Kentucky House Committee Approves Bill That Would Require State To Identify HIV Patients by Name
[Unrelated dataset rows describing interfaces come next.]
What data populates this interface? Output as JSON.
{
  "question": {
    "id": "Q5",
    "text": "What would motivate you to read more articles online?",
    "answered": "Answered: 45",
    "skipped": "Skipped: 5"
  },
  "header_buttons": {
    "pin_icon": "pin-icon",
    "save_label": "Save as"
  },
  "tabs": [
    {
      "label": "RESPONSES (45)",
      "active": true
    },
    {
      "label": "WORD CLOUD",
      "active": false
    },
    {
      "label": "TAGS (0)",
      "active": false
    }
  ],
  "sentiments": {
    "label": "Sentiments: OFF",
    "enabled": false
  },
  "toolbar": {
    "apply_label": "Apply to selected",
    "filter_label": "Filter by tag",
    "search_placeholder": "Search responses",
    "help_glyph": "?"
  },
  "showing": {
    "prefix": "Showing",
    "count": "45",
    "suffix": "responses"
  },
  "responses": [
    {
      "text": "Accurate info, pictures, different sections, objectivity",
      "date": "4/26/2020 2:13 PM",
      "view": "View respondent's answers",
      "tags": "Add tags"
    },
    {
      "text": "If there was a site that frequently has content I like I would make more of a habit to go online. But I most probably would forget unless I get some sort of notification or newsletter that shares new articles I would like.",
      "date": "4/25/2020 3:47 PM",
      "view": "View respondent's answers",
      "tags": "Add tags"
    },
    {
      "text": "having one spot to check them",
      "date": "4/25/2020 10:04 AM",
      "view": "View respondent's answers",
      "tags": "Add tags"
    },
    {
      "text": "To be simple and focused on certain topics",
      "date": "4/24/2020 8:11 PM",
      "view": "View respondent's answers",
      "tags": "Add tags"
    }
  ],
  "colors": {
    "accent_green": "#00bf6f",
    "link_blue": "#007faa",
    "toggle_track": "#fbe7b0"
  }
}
The Kentucky House Health and Welfare Committee on Thursday approved without dissent a bill (HB 82) that would require the state to identify HIV patients by name to state health officials, the Louisville Courier-Journal reports. The state previously reported HIV-positive individuals using special codes, but the CDC prefers to track HIV-positive people by name. Currently, 38 states track HIV-positive patients by name, which gives them "an edge" in obtaining federal AIDS funding, State Public Health Commissioner Dr. Rice Leach said during a hearing on the bill, according to the Courier-Journal (Louisville Courier-Journal, 1/16). The bill, sponsored by Rep. Tom Burch (D), would require the state's database to identify HIV patients by name, but reports to the CDC would continue to include code numbers, the Associated Press reports. Krista Wood, executive director of the Heartland Clinic, previously opposed the measure because of concerns over a "vast database and confidentiality leaks," but she changed her mind due to the financial implications of losing federal funding, according to the Associated Press. Leach said that the policy change would make the state "more competitive" in obtaining federal funding for HIV/AIDS care and support programs, the Associated Press reports. Robbie Stone, head of the Owensboro Area HIV/AIDS Task Force, said that for every person living with AIDS in Kentucky, there are seven people living with HIV who are unreported to state officials, according to the Associated Press (Schreiner, Associated Press, 1/15).This is part of the KHN Morning Briefing, a summary of health policy coverage from major news organizations. Sign up for an email subscription.